Ristretto Roasters - Liquid Luxury
Some great coffee to kick off our new coffee/tea forum!
Alright, I'll admit it.... I'm a liquid snob. Whether it's coffee, tea, scotch, beer or bourbon - if it's drinkable, I know more about it than any sane human being should. The never-ending urge to try new things in order to find "the ultimate" never tires me in my relentless search for "the best." It's with this said - I really didn't want to try Din's coffee (a member here Dinder1 owns Ristretto Roasters), as frankly, I didn't want to have to hurt his feelings and tell him it was like drinking water that had been boiled in my shoe.
After being told over and over "you gotta try his stuff" I figured - "Eh, why not" and decided whether I liked it or not, I was going to do a little write up on it. I went ahead and ordered 2 types of beans - one I thought i'd like (Ethiopian) and one I thought I wouldn't be wild about (Guatemalan) to get the full experience.

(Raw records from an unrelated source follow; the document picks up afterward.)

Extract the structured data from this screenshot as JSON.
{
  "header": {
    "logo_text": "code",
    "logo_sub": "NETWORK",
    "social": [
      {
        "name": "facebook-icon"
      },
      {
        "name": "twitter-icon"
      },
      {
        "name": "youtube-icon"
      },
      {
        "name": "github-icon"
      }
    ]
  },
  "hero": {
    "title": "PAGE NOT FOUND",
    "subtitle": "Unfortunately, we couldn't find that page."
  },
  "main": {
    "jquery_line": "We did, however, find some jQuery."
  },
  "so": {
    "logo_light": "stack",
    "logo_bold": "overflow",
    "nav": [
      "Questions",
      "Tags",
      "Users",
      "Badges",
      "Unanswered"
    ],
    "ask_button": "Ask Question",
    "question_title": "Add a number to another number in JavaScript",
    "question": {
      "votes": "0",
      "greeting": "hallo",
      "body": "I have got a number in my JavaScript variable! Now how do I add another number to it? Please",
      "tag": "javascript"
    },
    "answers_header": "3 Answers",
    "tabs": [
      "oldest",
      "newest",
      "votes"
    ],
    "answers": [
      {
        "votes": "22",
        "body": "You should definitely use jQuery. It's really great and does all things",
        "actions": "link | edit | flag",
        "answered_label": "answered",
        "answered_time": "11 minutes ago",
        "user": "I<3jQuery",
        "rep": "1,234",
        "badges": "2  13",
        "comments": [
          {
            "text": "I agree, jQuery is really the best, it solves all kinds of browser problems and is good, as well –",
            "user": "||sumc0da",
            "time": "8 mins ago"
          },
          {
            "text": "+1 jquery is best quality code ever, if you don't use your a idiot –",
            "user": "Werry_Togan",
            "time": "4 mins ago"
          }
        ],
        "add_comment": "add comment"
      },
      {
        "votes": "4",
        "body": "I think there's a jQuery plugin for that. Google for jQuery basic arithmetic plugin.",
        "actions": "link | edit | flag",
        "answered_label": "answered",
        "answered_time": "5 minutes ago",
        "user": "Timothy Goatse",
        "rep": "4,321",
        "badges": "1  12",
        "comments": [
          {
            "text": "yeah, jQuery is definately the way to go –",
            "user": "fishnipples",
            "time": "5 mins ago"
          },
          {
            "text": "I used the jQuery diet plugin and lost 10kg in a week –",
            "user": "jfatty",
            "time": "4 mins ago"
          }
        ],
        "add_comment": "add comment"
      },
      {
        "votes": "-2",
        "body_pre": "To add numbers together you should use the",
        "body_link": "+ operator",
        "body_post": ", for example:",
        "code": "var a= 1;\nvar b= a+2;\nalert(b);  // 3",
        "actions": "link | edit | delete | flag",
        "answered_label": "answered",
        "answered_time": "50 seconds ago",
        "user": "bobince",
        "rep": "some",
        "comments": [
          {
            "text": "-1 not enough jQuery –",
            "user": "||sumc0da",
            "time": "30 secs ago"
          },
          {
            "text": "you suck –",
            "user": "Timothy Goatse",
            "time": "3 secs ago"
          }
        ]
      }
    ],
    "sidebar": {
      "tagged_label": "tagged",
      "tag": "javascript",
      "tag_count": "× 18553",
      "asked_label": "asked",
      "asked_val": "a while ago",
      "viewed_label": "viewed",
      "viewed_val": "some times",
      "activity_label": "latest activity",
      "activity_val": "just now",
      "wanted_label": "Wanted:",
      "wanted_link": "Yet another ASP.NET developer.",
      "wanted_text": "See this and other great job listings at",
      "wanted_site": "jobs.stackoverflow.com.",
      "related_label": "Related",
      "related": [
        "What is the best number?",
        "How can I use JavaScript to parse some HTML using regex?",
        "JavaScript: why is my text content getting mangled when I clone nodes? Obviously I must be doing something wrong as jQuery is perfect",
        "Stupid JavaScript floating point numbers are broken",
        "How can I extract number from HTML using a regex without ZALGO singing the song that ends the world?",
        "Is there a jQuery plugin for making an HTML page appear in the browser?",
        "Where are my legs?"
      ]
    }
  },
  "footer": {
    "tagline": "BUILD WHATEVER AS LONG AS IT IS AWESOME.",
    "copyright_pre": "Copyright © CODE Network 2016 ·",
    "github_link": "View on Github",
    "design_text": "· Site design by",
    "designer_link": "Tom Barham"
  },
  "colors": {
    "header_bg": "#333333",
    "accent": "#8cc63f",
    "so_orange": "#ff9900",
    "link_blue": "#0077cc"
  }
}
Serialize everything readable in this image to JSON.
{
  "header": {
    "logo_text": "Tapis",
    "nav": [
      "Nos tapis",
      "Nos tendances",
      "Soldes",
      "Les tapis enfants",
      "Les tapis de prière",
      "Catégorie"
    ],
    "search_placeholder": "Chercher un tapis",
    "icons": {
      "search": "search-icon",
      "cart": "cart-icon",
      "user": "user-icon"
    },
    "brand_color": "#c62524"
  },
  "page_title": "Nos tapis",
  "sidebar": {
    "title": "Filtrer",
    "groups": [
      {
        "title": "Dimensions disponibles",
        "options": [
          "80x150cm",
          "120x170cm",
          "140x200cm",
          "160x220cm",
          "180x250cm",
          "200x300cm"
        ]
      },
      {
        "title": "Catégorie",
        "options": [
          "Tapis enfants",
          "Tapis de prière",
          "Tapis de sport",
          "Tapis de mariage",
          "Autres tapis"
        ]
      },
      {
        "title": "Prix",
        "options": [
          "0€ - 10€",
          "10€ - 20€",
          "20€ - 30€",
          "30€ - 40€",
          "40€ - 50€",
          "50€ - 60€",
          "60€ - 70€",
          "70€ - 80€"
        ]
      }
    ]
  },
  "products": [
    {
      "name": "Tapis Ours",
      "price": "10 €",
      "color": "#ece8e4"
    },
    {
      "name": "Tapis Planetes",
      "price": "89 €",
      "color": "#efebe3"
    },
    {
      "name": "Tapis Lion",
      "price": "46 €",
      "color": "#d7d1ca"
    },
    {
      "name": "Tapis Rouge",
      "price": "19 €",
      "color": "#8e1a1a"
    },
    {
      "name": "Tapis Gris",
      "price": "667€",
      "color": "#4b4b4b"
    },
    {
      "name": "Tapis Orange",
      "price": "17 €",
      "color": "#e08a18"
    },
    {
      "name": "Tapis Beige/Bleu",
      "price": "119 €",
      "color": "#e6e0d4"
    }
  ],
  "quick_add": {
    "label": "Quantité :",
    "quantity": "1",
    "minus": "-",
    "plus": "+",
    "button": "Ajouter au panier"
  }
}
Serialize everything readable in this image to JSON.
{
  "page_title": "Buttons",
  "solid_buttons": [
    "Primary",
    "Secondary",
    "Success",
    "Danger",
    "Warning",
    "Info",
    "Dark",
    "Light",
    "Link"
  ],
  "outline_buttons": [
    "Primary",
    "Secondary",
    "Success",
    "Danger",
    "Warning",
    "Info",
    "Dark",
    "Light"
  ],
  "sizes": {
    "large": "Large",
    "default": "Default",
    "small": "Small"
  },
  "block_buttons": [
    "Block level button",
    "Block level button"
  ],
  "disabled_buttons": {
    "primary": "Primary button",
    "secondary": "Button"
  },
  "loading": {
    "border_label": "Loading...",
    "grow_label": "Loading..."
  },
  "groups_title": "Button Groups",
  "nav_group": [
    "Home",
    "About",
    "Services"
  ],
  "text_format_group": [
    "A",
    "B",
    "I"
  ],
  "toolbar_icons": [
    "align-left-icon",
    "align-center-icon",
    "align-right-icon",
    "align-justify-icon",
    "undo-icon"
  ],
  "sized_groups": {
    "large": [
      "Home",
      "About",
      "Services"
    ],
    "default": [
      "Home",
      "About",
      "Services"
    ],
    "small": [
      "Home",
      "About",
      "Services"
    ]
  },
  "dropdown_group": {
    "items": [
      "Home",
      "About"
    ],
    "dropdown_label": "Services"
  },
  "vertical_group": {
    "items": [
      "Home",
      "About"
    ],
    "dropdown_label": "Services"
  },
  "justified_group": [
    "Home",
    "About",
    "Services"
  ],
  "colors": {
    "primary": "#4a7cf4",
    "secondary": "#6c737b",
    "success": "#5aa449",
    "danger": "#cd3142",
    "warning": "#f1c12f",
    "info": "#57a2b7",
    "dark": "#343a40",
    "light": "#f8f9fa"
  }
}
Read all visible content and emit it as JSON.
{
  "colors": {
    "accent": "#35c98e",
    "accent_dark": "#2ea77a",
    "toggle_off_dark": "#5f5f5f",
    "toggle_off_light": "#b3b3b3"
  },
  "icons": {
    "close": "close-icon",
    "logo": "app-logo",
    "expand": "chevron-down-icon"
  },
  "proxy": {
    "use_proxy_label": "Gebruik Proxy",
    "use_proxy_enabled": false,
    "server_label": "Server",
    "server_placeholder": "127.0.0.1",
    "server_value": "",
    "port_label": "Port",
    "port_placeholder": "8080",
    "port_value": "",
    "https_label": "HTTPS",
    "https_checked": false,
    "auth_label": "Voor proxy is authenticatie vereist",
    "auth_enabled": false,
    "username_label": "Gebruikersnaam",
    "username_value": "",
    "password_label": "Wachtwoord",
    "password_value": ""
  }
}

I was also sure to NOT tell Din I was going to order some, to make sure he didn't try to comp me on it, and to see the kind of service I'd receive from his staff at www.ristrettoroaster.com
It's no secret, I'm a perfectionist, and very difficult to please. Things can always be better.... service can always be superior, ingredients can always be finer. Well, with that out of the way - Din's coffee is one can purchase. Yes, it's every bit as good as my beloved bluebottle coffee - and that's saying quite a bit, as many coffee snobs call that the best in the biz.
So let's get to the buzz....
Ethiopian - Bold and heady, very rich and buttery with intense and sharp fruity notes, a grape/berry like zip. You really can't rush this one - this isn't a brew you throw into a "to go" cup and drink on the fly, as that would be like pairing a Heitz Cabernet with a cheeseburger from McDonalds. As it passes your lips, you get the typical robust dark chocolate notes, which soon become overwhelmed by the symphony of tart berry/grape-rind tartness. It has a warm, almost butterscotch like aftertaste that really gets addictive. If you take this one slow and steady - and really pay attention to every iota of flavor, it's really overwhelming (in a good way) and is a superlative brew for deep contemplation. The quick and dirty - if you know what you're drinking, and you give this brew the attention the time it deserves, you'll likely develop an addiction. I got the best results with an AeroPress, closely followed by a technivorm, then french press. A standard cheapie coffee machine did so-so, but didn't make magic as the aforementioned methods had.
Guatemala - I'm usually not wild about Guatemalan beans, as I tend to shy away from medium bodied, bright brews as I find them a bit boring as opposed to a good full bodied coffee from Costa Rica. This Guatemalan couldn't have been more of an outlier. I actually have half a mind to think someone at Ristretto put the wrong label on this bag 'o beans. This was a shockingly bold and complex Guatemalan, in fact it was bold and complex by any standard. The bold nature of this brew was reeled in line by the puzzling complexity. Even Joe Shmo - daily folgers crystal connoisseur would be able to tell this was something particularly special. THIS coffee, unlike the aforementioned African - is something that can be enjoyed in luxury at any speed. You don't have to get too deep and pay too much attention to really enjoy this wunderbrew. Vanilla, burnt sugar, caramel, cinnamon - it's a whirlwind of magnificence. Bottom line.... the African is amazing - but men, women and children, order some Guatemalan Huehuetenango and be prepared to take a sensory journey to paradise.
The Guatemalan Huehuetenango beans are incredibly tasty to actually eat. I find myself popping these things like candy. I melted a bit of chocolate, and well - these things make incredible candy.
Din... if you're listening - make some candy outta these.... you'll have a new hit!
For more Coffee/Tea discussion, check out the new coffee/tea forum!